▸ Items from a data source:
Content starts

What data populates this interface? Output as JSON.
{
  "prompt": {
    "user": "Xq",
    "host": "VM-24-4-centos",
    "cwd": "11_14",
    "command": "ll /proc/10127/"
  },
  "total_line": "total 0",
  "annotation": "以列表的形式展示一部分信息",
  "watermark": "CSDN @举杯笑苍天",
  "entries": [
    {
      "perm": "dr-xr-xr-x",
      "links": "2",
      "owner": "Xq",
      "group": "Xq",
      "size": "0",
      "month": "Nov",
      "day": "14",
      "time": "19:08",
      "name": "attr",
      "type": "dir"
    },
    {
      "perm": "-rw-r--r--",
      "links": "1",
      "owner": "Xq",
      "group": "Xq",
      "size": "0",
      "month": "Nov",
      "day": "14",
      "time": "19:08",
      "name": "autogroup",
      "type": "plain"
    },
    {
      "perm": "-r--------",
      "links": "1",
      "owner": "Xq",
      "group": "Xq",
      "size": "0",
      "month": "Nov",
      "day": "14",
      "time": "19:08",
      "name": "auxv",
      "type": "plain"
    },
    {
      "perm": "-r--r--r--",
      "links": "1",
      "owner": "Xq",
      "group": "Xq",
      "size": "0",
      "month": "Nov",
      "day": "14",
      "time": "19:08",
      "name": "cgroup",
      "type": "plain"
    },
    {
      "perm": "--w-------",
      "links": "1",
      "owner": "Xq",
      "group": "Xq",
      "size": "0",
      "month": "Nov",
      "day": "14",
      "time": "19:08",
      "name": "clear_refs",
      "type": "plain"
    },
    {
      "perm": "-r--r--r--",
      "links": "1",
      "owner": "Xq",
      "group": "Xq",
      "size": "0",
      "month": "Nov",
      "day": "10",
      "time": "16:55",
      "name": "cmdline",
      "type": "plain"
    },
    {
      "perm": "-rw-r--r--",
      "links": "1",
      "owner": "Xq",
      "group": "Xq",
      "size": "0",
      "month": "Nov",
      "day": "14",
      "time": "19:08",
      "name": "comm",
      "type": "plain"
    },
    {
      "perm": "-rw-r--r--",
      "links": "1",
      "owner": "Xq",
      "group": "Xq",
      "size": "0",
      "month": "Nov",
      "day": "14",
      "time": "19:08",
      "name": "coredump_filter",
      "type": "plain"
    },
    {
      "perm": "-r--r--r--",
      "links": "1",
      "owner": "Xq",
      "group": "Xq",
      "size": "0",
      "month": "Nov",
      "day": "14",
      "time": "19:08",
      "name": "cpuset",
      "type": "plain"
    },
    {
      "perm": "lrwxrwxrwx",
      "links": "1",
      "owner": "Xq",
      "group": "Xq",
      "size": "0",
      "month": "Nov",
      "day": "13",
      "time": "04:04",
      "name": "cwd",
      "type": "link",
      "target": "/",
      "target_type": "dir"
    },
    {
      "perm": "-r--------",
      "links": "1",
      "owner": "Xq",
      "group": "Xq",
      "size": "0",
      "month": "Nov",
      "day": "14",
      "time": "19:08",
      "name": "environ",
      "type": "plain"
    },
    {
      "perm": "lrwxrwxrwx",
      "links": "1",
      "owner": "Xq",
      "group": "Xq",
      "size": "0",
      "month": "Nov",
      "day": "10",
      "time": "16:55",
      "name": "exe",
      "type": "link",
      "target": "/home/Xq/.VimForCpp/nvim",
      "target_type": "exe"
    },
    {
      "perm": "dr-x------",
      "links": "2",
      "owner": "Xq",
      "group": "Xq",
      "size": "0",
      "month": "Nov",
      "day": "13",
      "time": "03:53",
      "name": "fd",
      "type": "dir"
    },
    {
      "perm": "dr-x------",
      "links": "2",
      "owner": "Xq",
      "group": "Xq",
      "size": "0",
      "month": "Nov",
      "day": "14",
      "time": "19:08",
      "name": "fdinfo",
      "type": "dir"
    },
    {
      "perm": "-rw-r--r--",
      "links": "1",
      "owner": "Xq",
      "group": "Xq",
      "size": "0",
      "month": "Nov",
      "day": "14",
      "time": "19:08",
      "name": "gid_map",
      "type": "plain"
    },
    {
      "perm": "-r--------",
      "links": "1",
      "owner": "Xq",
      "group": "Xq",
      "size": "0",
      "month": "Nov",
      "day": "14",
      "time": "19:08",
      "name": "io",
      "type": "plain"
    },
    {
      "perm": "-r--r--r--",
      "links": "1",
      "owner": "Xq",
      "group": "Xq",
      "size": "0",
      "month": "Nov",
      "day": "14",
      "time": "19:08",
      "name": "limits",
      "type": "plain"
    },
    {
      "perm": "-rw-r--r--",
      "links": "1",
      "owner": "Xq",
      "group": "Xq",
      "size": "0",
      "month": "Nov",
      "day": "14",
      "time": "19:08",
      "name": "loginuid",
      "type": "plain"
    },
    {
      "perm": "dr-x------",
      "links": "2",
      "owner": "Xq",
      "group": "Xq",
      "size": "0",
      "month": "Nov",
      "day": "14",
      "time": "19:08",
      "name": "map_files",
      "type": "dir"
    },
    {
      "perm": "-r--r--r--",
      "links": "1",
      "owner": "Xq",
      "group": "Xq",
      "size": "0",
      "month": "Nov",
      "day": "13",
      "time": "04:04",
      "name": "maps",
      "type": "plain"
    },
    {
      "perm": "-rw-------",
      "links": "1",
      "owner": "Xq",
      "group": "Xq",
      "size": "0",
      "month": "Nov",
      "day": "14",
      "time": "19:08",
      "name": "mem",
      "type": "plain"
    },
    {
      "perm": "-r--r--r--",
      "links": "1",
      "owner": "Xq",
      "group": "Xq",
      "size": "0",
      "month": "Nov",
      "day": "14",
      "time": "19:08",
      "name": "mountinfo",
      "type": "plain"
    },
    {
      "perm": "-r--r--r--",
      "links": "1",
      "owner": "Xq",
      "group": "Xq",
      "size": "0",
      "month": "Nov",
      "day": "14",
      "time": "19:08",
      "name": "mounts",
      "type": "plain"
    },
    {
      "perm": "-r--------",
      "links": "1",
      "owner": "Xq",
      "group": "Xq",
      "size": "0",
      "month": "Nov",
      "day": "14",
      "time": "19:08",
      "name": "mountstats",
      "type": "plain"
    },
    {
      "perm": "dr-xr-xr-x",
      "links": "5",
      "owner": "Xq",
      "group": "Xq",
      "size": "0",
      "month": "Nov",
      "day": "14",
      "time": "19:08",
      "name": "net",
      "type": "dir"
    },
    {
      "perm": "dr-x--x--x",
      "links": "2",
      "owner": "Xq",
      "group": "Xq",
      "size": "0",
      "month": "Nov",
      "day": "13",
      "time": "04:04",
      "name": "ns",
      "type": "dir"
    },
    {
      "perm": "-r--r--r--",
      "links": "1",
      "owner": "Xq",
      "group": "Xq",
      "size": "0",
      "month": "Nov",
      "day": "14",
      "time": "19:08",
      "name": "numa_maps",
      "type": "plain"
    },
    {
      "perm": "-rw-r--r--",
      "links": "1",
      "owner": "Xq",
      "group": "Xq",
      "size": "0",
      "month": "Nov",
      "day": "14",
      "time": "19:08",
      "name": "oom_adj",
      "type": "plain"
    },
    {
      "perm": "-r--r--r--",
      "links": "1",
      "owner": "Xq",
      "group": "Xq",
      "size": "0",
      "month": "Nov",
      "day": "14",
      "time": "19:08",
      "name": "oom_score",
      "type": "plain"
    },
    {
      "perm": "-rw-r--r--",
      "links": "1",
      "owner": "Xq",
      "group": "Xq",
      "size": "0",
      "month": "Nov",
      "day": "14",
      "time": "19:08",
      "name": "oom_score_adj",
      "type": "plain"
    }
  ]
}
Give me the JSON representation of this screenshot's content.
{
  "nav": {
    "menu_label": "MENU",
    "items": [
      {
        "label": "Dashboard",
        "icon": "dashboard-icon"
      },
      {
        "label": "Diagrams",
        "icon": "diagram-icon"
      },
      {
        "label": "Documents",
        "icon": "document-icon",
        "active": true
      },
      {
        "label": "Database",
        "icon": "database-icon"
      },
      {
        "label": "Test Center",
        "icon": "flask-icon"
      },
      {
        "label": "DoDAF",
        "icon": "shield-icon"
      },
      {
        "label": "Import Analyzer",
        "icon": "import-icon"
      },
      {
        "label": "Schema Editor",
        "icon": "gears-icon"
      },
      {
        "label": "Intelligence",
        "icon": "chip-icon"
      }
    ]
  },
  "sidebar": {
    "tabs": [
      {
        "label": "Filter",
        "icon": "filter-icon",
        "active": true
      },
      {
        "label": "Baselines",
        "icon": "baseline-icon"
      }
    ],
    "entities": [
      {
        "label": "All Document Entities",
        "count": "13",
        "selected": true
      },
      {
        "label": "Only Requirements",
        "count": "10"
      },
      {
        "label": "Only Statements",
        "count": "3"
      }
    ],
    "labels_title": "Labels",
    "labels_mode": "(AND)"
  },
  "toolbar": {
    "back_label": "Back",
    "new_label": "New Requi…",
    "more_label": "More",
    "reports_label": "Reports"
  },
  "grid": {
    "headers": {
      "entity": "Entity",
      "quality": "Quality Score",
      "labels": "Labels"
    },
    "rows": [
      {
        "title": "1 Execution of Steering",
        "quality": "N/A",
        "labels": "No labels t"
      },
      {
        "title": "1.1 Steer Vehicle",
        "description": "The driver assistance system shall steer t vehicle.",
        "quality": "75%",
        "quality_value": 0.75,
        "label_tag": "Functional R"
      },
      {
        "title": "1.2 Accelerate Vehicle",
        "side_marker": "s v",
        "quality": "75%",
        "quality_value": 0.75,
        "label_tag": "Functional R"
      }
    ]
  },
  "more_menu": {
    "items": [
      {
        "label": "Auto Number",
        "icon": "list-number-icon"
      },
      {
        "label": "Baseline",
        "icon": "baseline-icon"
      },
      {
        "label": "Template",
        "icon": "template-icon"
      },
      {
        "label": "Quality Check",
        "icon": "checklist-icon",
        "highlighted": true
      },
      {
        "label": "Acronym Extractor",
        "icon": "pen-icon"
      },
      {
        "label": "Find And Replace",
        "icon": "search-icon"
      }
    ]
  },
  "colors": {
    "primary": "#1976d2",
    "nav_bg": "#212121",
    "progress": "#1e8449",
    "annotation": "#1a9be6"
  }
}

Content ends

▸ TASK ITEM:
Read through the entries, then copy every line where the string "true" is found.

▸ RESULT FOR THIS TASK:
        "active": true
        "active": true
        "selected": true
        "highlighted": true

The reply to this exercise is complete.